Problem to work on:
Repeat every record below exactly as it appears.

Provided material:
+--

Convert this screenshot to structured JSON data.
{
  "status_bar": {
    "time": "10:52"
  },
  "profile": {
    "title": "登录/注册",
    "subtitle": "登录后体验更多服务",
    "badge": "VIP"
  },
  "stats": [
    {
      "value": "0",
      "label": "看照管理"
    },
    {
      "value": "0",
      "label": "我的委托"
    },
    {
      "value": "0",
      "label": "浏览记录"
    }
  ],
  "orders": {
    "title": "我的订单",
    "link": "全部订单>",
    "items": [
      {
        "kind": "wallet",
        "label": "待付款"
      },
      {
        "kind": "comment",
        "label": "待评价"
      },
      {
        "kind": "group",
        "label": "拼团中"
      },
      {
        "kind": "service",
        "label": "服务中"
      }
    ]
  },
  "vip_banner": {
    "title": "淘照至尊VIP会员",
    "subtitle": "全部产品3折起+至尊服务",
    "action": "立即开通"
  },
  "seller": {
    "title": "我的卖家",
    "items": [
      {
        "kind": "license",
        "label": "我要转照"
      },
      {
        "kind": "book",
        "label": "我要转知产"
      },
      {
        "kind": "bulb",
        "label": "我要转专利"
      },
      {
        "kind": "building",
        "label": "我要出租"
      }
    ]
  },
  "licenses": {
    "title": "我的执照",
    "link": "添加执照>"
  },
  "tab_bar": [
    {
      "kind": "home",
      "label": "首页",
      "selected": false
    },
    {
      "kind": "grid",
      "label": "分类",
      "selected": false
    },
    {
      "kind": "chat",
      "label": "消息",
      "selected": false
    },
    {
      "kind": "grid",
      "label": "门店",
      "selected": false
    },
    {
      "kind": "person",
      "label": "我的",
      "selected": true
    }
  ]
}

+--

Task response:
Convert this screenshot to structured JSON data.
{
  "status_bar": {
    "time": "10:52"
  },
  "profile": {
    "title": "登录/注册",
    "subtitle": "登录后体验更多服务",
    "badge": "VIP"
  },
  "stats": [
    {
      "value": "0",
      "label": "看照管理"
    },
    {
      "value": "0",
      "label": "我的委托"
    },
    {
      "value": "0",
      "label": "浏览记录"
    }
  ],
  "orders": {
    "title": "我的订单",
    "link": "全部订单>",
    "items": [
      {
        "kind": "wallet",
        "label": "待付款"
      },
      {
        "kind": "comment",
        "label": "待评价"
      },
      {
        "kind": "group",
        "label": "拼团中"
      },
      {
        "kind": "service",
        "label": "服务中"
      }
    ]
  },
  "vip_banner": {
    "title": "淘照至尊VIP会员",
    "subtitle": "全部产品3折起+至尊服务",
    "action": "立即开通"
  },
  "seller": {
    "title": "我的卖家",
    "items": [
      {
        "kind": "license",
        "label": "我要转照"
      },
      {
        "kind": "book",
        "label": "我要转知产"
      },
      {
        "kind": "bulb",
        "label": "我要转专利"
      },
      {
        "kind": "building",
        "label": "我要出租"
      }
    ]
  },
  "licenses": {
    "title": "我的执照",
    "link": "添加执照>"
  },
  "tab_bar": [
    {
      "kind": "home",
      "label": "首页",
      "selected": false
    },
    {
      "kind": "grid",
      "label": "分类",
      "selected": false
    },
    {
      "kind": "chat",
      "label": "消息",
      "selected": false
    },
    {
      "kind": "grid",
      "label": "门店",
      "selected": false
    },
    {
      "kind": "person",
      "label": "我的",
      "selected": true
    }
  ]
}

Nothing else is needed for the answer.